EXERCISE DETAILS: Please write out every record exactly, but keep any images out of it.

Excerpts from an interface dataset:
-=-=-

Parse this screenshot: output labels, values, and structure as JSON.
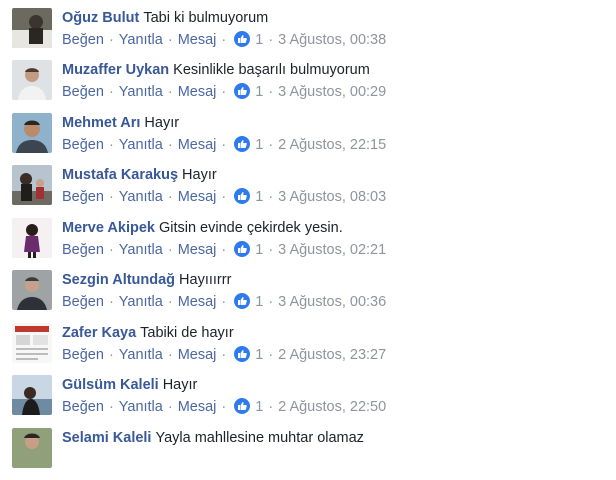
{
  "actions": {
    "like": "Beğen",
    "reply": "Yanıtla",
    "message": "Mesaj",
    "sep": "·"
  },
  "comments": [
    {
      "author": "Oğuz Bulut",
      "text": "Tabi ki bulmuyorum",
      "likes": "1",
      "time": "3 Ağustos, 00:38"
    },
    {
      "author": "Muzaffer Uykan",
      "text": "Kesinlikle başarılı bulmuyorum",
      "likes": "1",
      "time": "3 Ağustos, 00:29"
    },
    {
      "author": "Mehmet Arı",
      "text": "Hayır",
      "likes": "1",
      "time": "2 Ağustos, 22:15"
    },
    {
      "author": "Mustafa Karakuş",
      "text": "Hayır",
      "likes": "1",
      "time": "3 Ağustos, 08:03"
    },
    {
      "author": "Merve Akipek",
      "text": "Gitsin evinde çekirdek yesin.",
      "likes": "1",
      "time": "3 Ağustos, 02:21"
    },
    {
      "author": "Sezgin Altundağ",
      "text": "Hayııırrr",
      "likes": "1",
      "time": "3 Ağustos, 00:36"
    },
    {
      "author": "Zafer Kaya",
      "text": "Tabiki de hayır",
      "likes": "1",
      "time": "2 Ağustos, 23:27"
    },
    {
      "author": "Gülsüm Kaleli",
      "text": "Hayır",
      "likes": "1",
      "time": "2 Ağustos, 22:50"
    },
    {
      "author": "Selami Kaleli",
      "text": "Yayla mahllesine muhtar olamaz",
      "likes": "",
      "time": ""
    }
  ],
  "colors": {
    "author": "#385898",
    "link": "#4b67a1",
    "meta": "#90949c",
    "like": "#2e7bf0"
  }
}
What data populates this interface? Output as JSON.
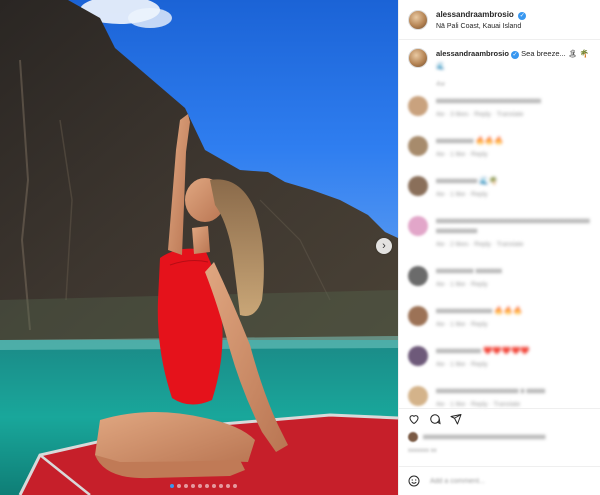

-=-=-

SOLUTION:
Parse this screenshot: output labels, values, and structure as JSON.
{
  "actions": {
    "like": "Beğen",
    "reply": "Yanıtla",
    "message": "Mesaj",
    "sep": "·"
  },
  "comments": [
    {
      "author": "Oğuz Bulut",
      "text": "Tabi ki bulmuyorum",
      "likes": "1",
      "time": "3 Ağustos, 00:38"
    },
    {
      "author": "Muzaffer Uykan",
      "text": "Kesinlikle başarılı bulmuyorum",
      "likes": "1",
      "time": "3 Ağustos, 00:29"
    },
    {
      "author": "Mehmet Arı",
      "text": "Hayır",
      "likes": "1",
      "time": "2 Ağustos, 22:15"
    },
    {
      "author": "Mustafa Karakuş",
      "text": "Hayır",
      "likes": "1",
      "time": "3 Ağustos, 08:03"
    },
    {
      "author": "Merve Akipek",
      "text": "Gitsin evinde çekirdek yesin.",
      "likes": "1",
      "time": "3 Ağustos, 02:21"
    },
    {
      "author": "Sezgin Altundağ",
      "text": "Hayııırrr",
      "likes": "1",
      "time": "3 Ağustos, 00:36"
    },
    {
      "author": "Zafer Kaya",
      "text": "Tabiki de hayır",
      "likes": "1",
      "time": "2 Ağustos, 23:27"
    },
    {
      "author": "Gülsüm Kaleli",
      "text": "Hayır",
      "likes": "1",
      "time": "2 Ağustos, 22:50"
    },
    {
      "author": "Selami Kaleli",
      "text": "Yayla mahllesine muhtar olamaz",
      "likes": "",
      "time": ""
    }
  ],
  "colors": {
    "author": "#385898",
    "link": "#4b67a1",
    "meta": "#90949c",
    "like": "#2e7bf0"
  }
}
What data populates this interface? Output as JSON.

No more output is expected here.